** Opening MATERIAL PROVIDED block **

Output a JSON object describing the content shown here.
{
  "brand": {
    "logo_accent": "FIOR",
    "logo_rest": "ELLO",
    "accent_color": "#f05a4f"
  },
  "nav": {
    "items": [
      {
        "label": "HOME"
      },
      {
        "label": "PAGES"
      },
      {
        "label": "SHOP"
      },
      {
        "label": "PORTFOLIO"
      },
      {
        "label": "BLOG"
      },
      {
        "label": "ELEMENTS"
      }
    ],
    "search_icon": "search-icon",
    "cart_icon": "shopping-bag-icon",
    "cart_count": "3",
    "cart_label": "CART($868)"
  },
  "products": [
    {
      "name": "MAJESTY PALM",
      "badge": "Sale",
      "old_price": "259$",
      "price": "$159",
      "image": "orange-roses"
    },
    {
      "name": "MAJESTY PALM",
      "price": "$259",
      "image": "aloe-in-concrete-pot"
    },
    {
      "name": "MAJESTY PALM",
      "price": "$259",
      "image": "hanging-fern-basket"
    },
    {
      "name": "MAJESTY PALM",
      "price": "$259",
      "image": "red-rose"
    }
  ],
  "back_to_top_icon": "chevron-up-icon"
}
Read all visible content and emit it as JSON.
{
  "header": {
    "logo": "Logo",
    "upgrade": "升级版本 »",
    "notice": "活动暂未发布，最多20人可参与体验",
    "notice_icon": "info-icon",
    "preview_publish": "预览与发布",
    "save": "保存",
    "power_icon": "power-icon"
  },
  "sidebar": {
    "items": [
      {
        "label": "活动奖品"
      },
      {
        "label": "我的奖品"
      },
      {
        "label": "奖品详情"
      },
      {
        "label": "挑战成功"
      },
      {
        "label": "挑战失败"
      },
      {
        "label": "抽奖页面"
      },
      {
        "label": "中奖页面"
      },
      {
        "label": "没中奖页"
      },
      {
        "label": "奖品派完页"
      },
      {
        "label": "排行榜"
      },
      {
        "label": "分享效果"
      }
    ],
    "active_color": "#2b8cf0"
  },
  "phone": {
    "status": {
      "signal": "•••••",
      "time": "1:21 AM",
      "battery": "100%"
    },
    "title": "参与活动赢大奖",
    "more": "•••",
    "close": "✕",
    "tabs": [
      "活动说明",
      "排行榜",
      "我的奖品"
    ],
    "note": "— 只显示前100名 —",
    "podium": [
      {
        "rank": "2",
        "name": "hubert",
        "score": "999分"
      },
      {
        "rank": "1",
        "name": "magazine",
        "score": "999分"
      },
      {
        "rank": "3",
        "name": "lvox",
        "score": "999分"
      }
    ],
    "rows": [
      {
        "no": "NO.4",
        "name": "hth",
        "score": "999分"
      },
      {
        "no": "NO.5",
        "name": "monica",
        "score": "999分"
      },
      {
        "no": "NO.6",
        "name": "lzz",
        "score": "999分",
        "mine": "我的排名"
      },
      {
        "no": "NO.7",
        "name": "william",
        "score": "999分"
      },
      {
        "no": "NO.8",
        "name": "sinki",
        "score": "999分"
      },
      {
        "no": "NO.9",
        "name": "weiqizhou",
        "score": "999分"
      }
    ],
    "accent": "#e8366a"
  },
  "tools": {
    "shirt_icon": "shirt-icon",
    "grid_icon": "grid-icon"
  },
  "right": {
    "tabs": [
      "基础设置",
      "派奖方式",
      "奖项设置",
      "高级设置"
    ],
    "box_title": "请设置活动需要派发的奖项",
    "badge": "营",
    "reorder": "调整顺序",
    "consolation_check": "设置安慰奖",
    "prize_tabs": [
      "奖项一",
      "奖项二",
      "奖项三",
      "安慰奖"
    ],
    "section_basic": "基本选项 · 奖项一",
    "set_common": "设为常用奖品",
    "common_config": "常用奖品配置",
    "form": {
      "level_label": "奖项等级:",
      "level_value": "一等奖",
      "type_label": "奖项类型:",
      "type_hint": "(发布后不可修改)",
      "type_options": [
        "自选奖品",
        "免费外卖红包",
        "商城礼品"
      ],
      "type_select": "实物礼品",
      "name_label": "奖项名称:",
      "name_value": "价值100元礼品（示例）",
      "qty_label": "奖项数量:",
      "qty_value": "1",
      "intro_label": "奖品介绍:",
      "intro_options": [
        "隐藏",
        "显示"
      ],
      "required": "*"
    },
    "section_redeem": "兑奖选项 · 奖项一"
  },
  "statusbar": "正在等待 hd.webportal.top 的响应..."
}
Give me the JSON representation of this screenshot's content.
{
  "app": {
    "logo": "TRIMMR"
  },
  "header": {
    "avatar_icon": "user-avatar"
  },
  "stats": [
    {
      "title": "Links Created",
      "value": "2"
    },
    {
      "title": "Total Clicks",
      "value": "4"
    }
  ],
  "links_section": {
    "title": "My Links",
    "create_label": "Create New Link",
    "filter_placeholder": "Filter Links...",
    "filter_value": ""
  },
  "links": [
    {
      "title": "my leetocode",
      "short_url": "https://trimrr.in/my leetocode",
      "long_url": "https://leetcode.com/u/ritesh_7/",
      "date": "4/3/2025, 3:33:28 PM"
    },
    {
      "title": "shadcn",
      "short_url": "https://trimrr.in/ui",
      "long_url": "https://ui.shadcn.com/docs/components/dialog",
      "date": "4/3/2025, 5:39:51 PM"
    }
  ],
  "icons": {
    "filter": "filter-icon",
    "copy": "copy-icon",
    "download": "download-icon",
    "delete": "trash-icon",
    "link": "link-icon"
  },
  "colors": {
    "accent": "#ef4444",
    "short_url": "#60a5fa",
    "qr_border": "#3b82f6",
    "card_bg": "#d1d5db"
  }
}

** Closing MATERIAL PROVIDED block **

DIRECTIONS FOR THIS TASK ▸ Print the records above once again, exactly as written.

SOLVED EXERCISE ▸
Output a JSON object describing the content shown here.
{
  "brand": {
    "logo_accent": "FIOR",
    "logo_rest": "ELLO",
    "accent_color": "#f05a4f"
  },
  "nav": {
    "items": [
      {
        "label": "HOME"
      },
      {
        "label": "PAGES"
      },
      {
        "label": "SHOP"
      },
      {
        "label": "PORTFOLIO"
      },
      {
        "label": "BLOG"
      },
      {
        "label": "ELEMENTS"
      }
    ],
    "search_icon": "search-icon",
    "cart_icon": "shopping-bag-icon",
    "cart_count": "3",
    "cart_label": "CART($868)"
  },
  "products": [
    {
      "name": "MAJESTY PALM",
      "badge": "Sale",
      "old_price": "259$",
      "price": "$159",
      "image": "orange-roses"
    },
    {
      "name": "MAJESTY PALM",
      "price": "$259",
      "image": "aloe-in-concrete-pot"
    },
    {
      "name": "MAJESTY PALM",
      "price": "$259",
      "image": "hanging-fern-basket"
    },
    {
      "name": "MAJESTY PALM",
      "price": "$259",
      "image": "red-rose"
    }
  ],
  "back_to_top_icon": "chevron-up-icon"
}
Read all visible content and emit it as JSON.
{
  "header": {
    "logo": "Logo",
    "upgrade": "升级版本 »",
    "notice": "活动暂未发布，最多20人可参与体验",
    "notice_icon": "info-icon",
    "preview_publish": "预览与发布",
    "save": "保存",
    "power_icon": "power-icon"
  },
  "sidebar": {
    "items": [
      {
        "label": "活动奖品"
      },
      {
        "label": "我的奖品"
      },
      {
        "label": "奖品详情"
      },
      {
        "label": "挑战成功"
      },
      {
        "label": "挑战失败"
      },
      {
        "label": "抽奖页面"
      },
      {
        "label": "中奖页面"
      },
      {
        "label": "没中奖页"
      },
      {
        "label": "奖品派完页"
      },
      {
        "label": "排行榜"
      },
      {
        "label": "分享效果"
      }
    ],
    "active_color": "#2b8cf0"
  },
  "phone": {
    "status": {
      "signal": "•••••",
      "time": "1:21 AM",
      "battery": "100%"
    },
    "title": "参与活动赢大奖",
    "more": "•••",
    "close": "✕",
    "tabs": [
      "活动说明",
      "排行榜",
      "我的奖品"
    ],
    "note": "— 只显示前100名 —",
    "podium": [
      {
        "rank": "2",
        "name": "hubert",
        "score": "999分"
      },
      {
        "rank": "1",
        "name": "magazine",
        "score": "999分"
      },
      {
        "rank": "3",
        "name": "lvox",
        "score": "999分"
      }
    ],
    "rows": [
      {
        "no": "NO.4",
        "name": "hth",
        "score": "999分"
      },
      {
        "no": "NO.5",
        "name": "monica",
        "score": "999分"
      },
      {
        "no": "NO.6",
        "name": "lzz",
        "score": "999分",
        "mine": "我的排名"
      },
      {
        "no": "NO.7",
        "name": "william",
        "score": "999分"
      },
      {
        "no": "NO.8",
        "name": "sinki",
        "score": "999分"
      },
      {
        "no": "NO.9",
        "name": "weiqizhou",
        "score": "999分"
      }
    ],
    "accent": "#e8366a"
  },
  "tools": {
    "shirt_icon": "shirt-icon",
    "grid_icon": "grid-icon"
  },
  "right": {
    "tabs": [
      "基础设置",
      "派奖方式",
      "奖项设置",
      "高级设置"
    ],
    "box_title": "请设置活动需要派发的奖项",
    "badge": "营",
    "reorder": "调整顺序",
    "consolation_check": "设置安慰奖",
    "prize_tabs": [
      "奖项一",
      "奖项二",
      "奖项三",
      "安慰奖"
    ],
    "section_basic": "基本选项 · 奖项一",
    "set_common": "设为常用奖品",
    "common_config": "常用奖品配置",
    "form": {
      "level_label": "奖项等级:",
      "level_value": "一等奖",
      "type_label": "奖项类型:",
      "type_hint": "(发布后不可修改)",
      "type_options": [
        "自选奖品",
        "免费外卖红包",
        "商城礼品"
      ],
      "type_select": "实物礼品",
      "name_label": "奖项名称:",
      "name_value": "价值100元礼品（示例）",
      "qty_label": "奖项数量:",
      "qty_value": "1",
      "intro_label": "奖品介绍:",
      "intro_options": [
        "隐藏",
        "显示"
      ],
      "required": "*"
    },
    "section_redeem": "兑奖选项 · 奖项一"
  },
  "statusbar": "正在等待 hd.webportal.top 的响应..."
}
Give me the JSON representation of this screenshot's content.
{
  "app": {
    "logo": "TRIMMR"
  },
  "header": {
    "avatar_icon": "user-avatar"
  },
  "stats": [
    {
      "title": "Links Created",
      "value": "2"
    },
    {
      "title": "Total Clicks",
      "value": "4"
    }
  ],
  "links_section": {
    "title": "My Links",
    "create_label": "Create New Link",
    "filter_placeholder": "Filter Links...",
    "filter_value": ""
  },
  "links": [
    {
      "title": "my leetocode",
      "short_url": "https://trimrr.in/my leetocode",
      "long_url": "https://leetcode.com/u/ritesh_7/",
      "date": "4/3/2025, 3:33:28 PM"
    },
    {
      "title": "shadcn",
      "short_url": "https://trimrr.in/ui",
      "long_url": "https://ui.shadcn.com/docs/components/dialog",
      "date": "4/3/2025, 5:39:51 PM"
    }
  ],
  "icons": {
    "filter": "filter-icon",
    "copy": "copy-icon",
    "download": "download-icon",
    "delete": "trash-icon",
    "link": "link-icon"
  },
  "colors": {
    "accent": "#ef4444",
    "short_url": "#60a5fa",
    "qr_border": "#3b82f6",
    "card_bg": "#d1d5db"
  }
}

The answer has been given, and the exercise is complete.